## DATA TO EXAMINE
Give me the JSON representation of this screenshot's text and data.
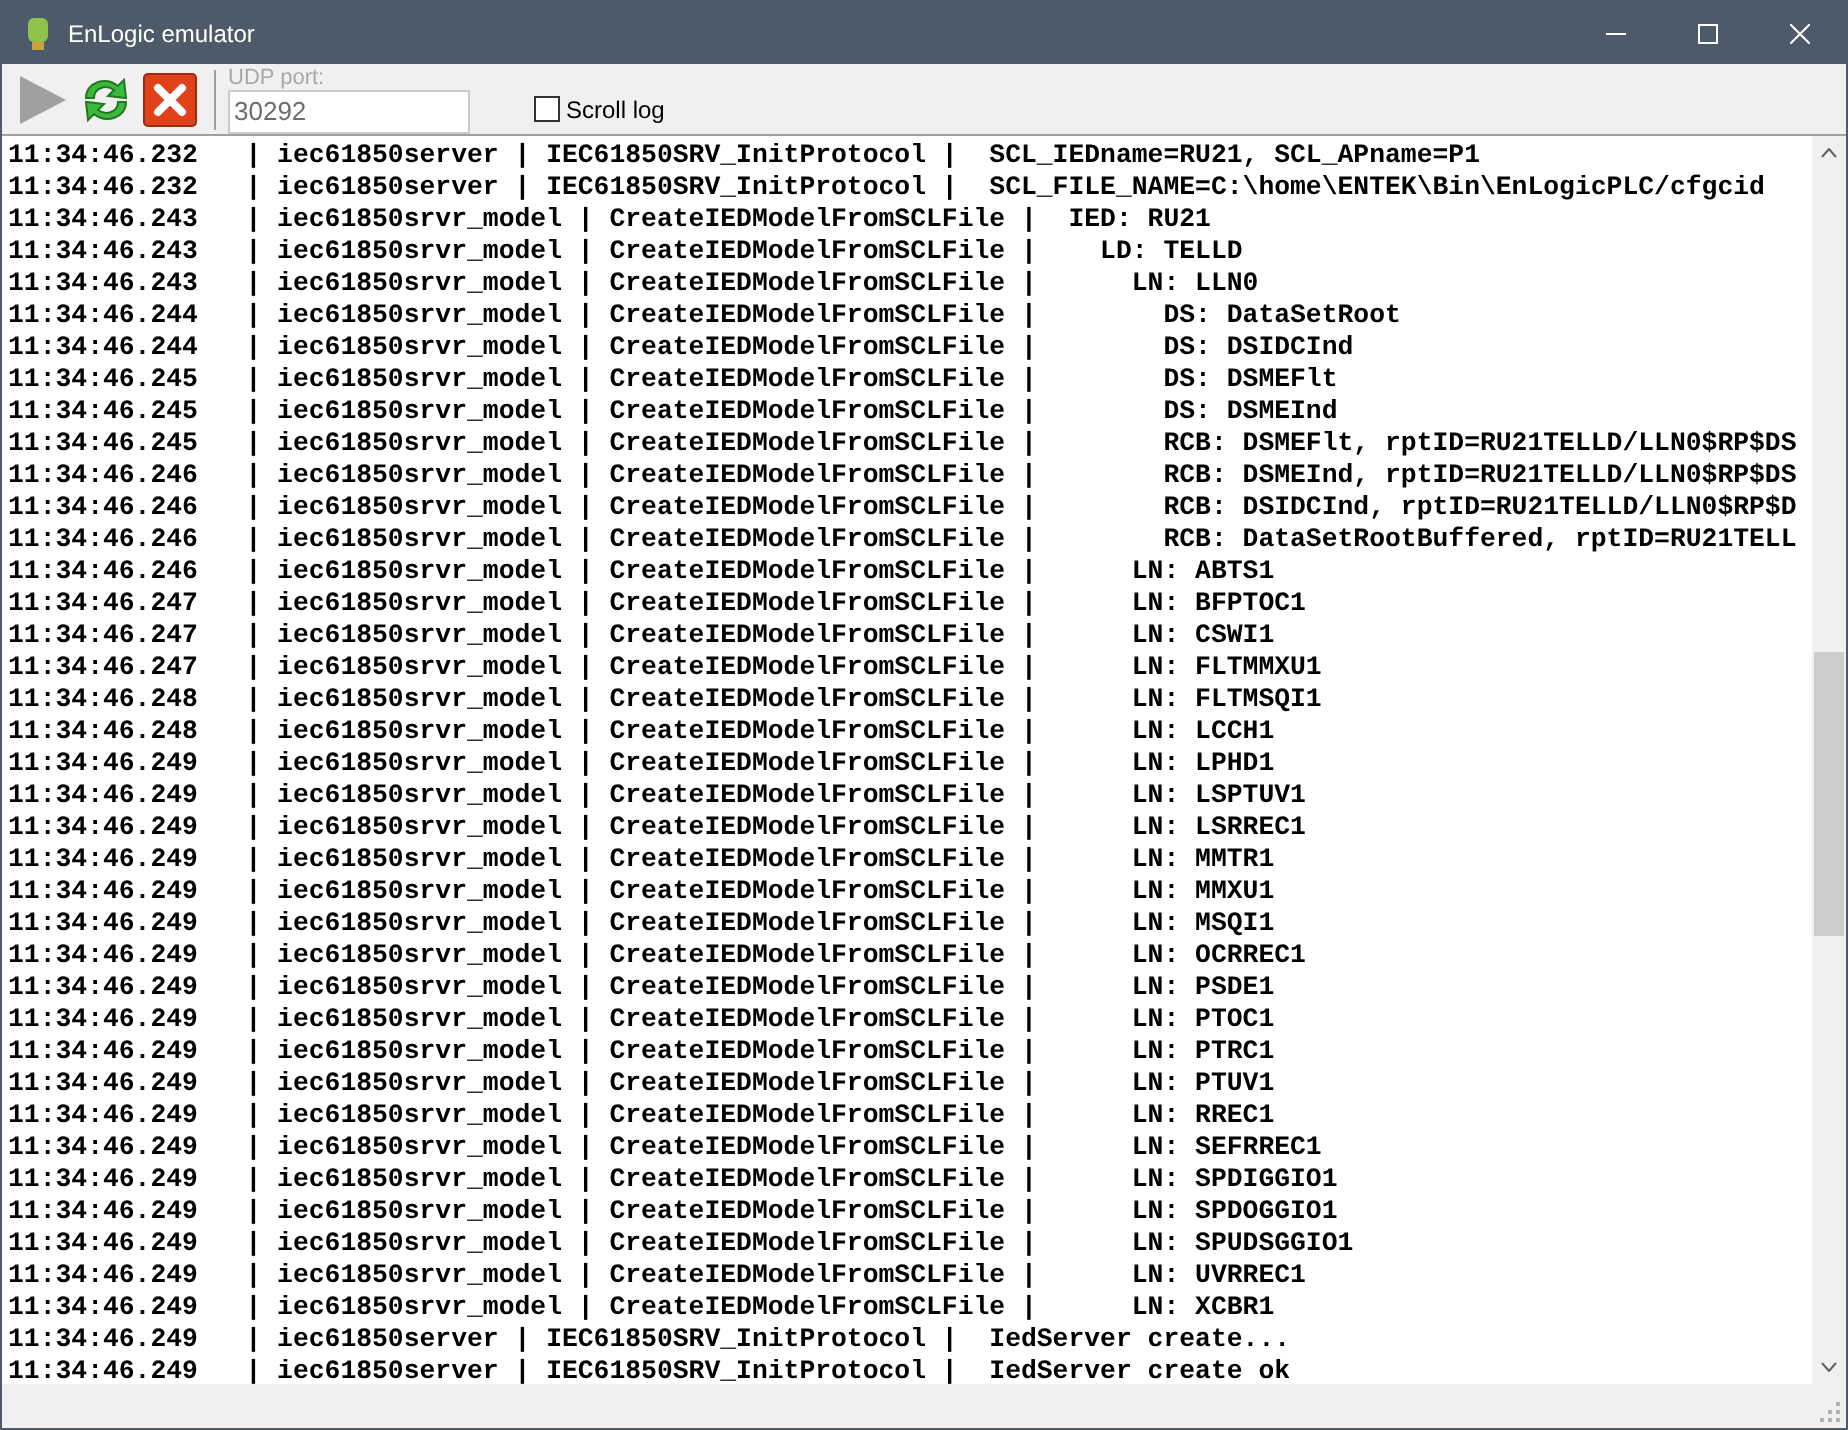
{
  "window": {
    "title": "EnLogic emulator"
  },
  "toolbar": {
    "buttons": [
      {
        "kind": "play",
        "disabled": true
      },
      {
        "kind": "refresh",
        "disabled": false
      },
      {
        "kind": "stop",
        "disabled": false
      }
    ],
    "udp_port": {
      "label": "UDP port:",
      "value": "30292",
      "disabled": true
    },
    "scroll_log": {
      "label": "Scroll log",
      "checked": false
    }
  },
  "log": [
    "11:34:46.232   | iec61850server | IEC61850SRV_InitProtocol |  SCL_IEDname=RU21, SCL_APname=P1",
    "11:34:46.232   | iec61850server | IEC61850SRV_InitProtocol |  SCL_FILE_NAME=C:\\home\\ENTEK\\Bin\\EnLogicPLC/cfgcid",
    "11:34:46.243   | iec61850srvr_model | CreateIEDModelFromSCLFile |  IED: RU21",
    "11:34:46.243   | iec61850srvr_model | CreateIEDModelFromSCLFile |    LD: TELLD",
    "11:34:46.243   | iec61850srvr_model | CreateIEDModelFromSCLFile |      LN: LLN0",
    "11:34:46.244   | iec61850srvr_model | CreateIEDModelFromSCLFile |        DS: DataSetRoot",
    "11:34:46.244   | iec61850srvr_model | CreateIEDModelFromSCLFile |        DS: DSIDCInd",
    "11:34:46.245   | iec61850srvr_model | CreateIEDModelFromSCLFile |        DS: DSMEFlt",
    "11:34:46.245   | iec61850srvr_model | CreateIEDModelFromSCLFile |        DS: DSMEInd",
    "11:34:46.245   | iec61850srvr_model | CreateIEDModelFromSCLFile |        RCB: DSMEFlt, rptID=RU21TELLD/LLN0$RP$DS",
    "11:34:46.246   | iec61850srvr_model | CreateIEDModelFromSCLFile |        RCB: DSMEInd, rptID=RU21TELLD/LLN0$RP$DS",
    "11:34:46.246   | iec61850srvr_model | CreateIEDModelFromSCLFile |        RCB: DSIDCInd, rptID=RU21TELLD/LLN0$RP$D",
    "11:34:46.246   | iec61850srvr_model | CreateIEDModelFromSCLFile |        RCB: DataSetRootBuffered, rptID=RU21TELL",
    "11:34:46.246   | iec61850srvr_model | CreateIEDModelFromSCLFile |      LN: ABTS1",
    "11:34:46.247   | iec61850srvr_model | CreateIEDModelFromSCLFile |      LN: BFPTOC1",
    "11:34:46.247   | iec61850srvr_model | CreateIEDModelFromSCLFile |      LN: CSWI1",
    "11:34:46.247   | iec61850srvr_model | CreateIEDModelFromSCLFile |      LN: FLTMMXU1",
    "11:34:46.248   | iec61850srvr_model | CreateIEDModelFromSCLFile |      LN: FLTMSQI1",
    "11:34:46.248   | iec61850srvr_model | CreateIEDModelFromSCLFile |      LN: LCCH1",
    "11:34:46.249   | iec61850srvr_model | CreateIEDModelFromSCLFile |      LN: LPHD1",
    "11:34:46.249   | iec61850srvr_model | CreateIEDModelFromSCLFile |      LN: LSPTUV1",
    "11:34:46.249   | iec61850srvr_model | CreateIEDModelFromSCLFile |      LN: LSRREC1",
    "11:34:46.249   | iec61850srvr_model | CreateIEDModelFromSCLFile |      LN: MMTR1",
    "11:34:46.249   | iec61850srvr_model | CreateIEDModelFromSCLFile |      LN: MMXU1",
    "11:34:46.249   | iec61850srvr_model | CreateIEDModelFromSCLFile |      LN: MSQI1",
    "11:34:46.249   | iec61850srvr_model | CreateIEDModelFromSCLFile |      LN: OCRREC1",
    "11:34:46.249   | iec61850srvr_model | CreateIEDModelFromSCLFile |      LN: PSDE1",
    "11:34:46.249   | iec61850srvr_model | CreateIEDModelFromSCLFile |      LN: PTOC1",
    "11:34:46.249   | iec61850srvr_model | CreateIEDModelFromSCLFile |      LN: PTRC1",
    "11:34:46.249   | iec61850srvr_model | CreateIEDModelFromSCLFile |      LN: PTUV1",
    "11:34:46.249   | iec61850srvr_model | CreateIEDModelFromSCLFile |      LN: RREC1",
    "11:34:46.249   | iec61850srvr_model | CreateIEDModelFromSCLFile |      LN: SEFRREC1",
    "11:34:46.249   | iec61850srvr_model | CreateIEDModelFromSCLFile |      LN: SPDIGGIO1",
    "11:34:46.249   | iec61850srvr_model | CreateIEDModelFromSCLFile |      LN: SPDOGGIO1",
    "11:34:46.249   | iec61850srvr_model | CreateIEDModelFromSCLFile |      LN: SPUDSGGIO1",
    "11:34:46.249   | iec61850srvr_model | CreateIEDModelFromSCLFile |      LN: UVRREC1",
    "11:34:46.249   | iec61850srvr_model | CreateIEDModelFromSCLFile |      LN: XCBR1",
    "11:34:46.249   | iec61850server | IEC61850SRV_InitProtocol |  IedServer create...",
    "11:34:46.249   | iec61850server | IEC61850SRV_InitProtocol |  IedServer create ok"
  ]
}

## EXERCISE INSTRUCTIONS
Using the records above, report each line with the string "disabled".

## SOLUTION
        "disabled": true
        "disabled": false
        "disabled": false
      "disabled": true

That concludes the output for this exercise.